Walter Scheidel

 

On his book Escape from Rome: The Failure of Empire and the Road to Prosperity

Cover Interview of March 04, 2020

A close-up

It is always a good idea to start at the end. The epilogue of my book takes its cue from the famous question in the Monty Python movie The Life of Brian: “What have the Romans ever done for us?” It is true that the standard answer—that the Roman Empire brought peace alongside various material fruits of civilization from roads to wine—holds up well: never again would so much of Europe be at peace for such a long time.

But that peace was bought a price. Stable empire ushered in conservatism and stagnation. As impressive as Roman ruins still look to us today, the Roman economy failed to deliver sustainable growth. After accelerating among the ancient Greeks, scientific discovery and technological advances stalled under Roman rule. Democracy, another Greek experiment, was snuffed out. Later on, the Roman authorities sought first to suppress and then to co-opt Christianity, which had emerged independently from established power structures.

It was only by falling apart during the fifth, sixth, and seventh centuries AD that the Roman Empire finally performed its most important service to human development: to go away for good. By setting Europe free from the conventional strictures of imperial control, Rome’s demise ushered in an age of fracture and experimentation that would eventually change the whole world.

At the very end I return one more time to counterfactuals by asking, what if there had never been a Roman Empire to begin with? How would that have affected Europe’s journey toward modernity? Rome’s cultural legacy lent some degree of unity of medieval and early modern Europe that would otherwise have been missing. This promoted the flow of people, goods, capital, and ideas across borders.

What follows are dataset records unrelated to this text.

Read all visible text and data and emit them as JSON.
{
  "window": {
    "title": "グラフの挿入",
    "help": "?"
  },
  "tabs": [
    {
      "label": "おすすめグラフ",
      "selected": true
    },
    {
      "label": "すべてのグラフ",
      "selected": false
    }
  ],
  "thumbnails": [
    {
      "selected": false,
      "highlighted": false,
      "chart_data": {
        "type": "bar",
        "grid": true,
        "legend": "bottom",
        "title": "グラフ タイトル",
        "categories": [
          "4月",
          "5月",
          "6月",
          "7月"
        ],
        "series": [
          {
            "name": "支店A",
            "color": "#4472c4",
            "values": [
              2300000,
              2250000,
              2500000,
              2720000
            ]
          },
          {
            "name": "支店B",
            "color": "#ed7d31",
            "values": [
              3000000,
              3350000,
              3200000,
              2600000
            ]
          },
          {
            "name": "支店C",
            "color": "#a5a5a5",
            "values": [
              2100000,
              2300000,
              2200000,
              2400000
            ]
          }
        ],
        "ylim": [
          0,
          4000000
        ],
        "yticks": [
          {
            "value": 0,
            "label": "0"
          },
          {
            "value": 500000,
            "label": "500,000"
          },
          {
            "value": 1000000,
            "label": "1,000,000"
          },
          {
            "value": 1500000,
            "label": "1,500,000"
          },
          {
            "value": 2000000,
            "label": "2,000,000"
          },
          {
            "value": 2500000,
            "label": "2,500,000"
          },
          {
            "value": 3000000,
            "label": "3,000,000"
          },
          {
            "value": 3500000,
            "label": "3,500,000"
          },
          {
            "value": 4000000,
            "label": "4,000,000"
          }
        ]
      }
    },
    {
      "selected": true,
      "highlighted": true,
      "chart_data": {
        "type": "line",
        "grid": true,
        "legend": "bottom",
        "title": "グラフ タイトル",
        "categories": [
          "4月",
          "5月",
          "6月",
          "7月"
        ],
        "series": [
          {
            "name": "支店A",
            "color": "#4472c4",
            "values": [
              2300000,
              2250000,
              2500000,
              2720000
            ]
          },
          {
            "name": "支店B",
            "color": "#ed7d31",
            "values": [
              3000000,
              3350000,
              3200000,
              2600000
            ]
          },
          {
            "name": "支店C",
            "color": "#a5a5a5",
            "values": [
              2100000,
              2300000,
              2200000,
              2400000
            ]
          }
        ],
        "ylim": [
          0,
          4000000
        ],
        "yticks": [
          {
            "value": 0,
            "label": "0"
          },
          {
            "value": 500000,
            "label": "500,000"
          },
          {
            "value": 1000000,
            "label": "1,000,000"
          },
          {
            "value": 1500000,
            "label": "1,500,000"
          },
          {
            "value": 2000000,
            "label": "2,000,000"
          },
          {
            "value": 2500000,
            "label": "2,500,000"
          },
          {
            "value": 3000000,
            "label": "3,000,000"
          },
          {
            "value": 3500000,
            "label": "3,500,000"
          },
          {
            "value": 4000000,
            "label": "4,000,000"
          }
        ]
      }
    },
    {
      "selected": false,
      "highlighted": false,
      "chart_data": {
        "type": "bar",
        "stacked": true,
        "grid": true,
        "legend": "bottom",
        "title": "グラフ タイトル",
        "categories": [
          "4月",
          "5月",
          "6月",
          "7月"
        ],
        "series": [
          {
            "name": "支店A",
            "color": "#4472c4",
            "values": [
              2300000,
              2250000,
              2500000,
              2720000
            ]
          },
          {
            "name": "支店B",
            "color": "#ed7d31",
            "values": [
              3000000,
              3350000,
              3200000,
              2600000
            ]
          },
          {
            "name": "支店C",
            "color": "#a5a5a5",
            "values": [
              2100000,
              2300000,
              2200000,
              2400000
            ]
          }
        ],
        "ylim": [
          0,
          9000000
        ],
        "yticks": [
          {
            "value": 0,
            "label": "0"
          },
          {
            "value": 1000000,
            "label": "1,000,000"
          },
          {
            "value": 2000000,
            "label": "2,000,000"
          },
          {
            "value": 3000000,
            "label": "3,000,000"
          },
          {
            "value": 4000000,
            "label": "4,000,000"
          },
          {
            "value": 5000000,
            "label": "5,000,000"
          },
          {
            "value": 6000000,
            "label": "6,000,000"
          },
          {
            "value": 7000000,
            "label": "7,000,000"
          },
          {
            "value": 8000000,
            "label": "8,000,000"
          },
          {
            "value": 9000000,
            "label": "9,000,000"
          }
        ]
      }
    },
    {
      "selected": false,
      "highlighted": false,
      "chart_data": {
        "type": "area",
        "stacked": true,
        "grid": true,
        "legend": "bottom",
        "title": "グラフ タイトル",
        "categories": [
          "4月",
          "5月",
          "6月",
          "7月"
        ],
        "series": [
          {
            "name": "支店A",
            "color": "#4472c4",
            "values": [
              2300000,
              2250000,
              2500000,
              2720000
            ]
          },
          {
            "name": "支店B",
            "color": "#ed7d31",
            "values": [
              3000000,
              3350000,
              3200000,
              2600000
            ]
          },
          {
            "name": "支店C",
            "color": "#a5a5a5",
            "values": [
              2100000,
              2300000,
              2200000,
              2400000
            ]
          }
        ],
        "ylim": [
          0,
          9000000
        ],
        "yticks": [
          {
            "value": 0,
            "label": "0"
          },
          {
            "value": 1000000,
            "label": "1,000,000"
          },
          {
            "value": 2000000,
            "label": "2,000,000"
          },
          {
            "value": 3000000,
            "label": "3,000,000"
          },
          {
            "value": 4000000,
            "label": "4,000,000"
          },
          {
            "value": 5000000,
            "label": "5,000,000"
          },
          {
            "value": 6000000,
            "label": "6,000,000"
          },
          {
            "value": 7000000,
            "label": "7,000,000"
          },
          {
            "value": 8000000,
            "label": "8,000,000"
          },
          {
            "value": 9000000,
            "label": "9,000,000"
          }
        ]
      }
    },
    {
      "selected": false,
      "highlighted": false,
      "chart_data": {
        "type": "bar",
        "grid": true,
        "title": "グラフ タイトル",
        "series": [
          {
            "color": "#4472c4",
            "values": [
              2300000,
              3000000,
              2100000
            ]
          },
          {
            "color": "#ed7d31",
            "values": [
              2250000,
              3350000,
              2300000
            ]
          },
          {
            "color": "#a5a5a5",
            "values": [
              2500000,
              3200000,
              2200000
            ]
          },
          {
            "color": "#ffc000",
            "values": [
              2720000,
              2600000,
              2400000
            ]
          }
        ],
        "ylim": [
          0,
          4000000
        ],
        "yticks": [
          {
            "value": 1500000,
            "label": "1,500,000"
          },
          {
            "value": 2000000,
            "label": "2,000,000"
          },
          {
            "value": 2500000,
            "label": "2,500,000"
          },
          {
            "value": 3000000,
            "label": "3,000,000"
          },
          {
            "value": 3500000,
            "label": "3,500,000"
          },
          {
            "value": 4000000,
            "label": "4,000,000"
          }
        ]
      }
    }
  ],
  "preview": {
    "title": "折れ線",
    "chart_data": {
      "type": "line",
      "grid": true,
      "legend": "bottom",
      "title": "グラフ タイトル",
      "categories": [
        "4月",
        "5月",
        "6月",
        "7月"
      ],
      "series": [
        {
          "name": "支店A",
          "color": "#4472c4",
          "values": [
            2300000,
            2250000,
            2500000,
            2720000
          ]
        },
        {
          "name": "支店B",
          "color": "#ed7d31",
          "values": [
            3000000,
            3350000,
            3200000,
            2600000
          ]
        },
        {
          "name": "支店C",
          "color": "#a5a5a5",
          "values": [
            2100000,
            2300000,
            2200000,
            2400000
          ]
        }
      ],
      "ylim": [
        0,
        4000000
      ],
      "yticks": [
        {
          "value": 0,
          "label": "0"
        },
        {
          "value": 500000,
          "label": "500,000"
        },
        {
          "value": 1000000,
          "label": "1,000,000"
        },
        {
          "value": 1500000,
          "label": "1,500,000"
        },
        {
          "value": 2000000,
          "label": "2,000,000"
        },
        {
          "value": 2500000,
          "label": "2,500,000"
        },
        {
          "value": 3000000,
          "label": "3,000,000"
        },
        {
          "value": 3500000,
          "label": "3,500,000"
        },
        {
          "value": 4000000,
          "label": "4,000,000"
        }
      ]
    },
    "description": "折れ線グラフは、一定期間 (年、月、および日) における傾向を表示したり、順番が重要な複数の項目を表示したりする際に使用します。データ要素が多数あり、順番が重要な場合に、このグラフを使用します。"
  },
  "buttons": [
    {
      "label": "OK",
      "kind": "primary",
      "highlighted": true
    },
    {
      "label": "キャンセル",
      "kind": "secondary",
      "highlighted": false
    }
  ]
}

I argue that Christianity was probably the single most influential legacy of Rome. While it helped pull medieval societies together, it deepened divisions later on. The Protestant societies of northwestern Europe were the main beneficiaries and played a key role in bringing about unprecedented change.